=== Material provided ===
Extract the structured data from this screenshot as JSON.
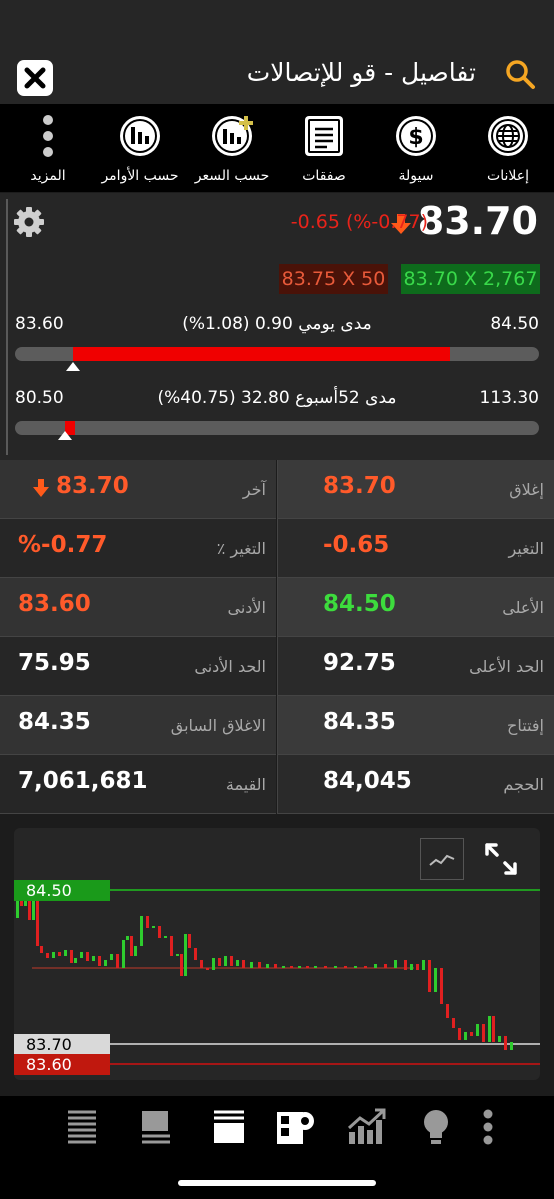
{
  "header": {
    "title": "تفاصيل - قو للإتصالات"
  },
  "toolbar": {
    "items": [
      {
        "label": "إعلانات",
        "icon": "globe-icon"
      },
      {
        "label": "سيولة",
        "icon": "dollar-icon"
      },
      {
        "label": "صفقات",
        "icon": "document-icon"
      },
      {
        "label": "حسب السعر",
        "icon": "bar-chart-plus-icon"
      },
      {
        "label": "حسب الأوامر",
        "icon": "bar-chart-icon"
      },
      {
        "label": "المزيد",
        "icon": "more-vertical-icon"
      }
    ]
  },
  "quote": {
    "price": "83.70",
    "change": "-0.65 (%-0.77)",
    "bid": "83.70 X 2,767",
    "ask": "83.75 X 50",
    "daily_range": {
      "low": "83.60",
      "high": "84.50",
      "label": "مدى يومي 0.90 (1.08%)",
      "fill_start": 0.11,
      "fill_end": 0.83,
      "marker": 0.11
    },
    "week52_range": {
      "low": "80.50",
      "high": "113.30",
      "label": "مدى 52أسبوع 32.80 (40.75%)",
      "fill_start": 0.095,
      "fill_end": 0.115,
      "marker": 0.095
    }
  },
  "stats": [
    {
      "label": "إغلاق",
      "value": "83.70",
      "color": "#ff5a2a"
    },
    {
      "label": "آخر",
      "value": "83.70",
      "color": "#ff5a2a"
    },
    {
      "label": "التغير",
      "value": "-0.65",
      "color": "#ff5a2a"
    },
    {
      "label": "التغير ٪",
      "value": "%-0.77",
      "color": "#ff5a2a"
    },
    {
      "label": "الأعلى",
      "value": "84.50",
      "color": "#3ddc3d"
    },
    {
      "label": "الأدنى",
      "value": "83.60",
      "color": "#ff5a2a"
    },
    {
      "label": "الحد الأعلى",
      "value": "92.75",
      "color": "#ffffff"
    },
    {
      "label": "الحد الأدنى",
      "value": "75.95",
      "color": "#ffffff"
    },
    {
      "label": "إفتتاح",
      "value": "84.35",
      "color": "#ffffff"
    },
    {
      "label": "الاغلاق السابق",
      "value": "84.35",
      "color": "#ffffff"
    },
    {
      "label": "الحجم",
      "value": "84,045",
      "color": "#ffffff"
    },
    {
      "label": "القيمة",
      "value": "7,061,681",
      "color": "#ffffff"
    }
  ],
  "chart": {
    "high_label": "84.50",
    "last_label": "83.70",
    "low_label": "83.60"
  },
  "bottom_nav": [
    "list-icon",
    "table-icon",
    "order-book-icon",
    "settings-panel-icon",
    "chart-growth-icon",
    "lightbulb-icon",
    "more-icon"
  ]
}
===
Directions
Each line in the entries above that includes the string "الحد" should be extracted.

Task output
      "label": "الحد الأعلى",
      "label": "الحد الأدنى",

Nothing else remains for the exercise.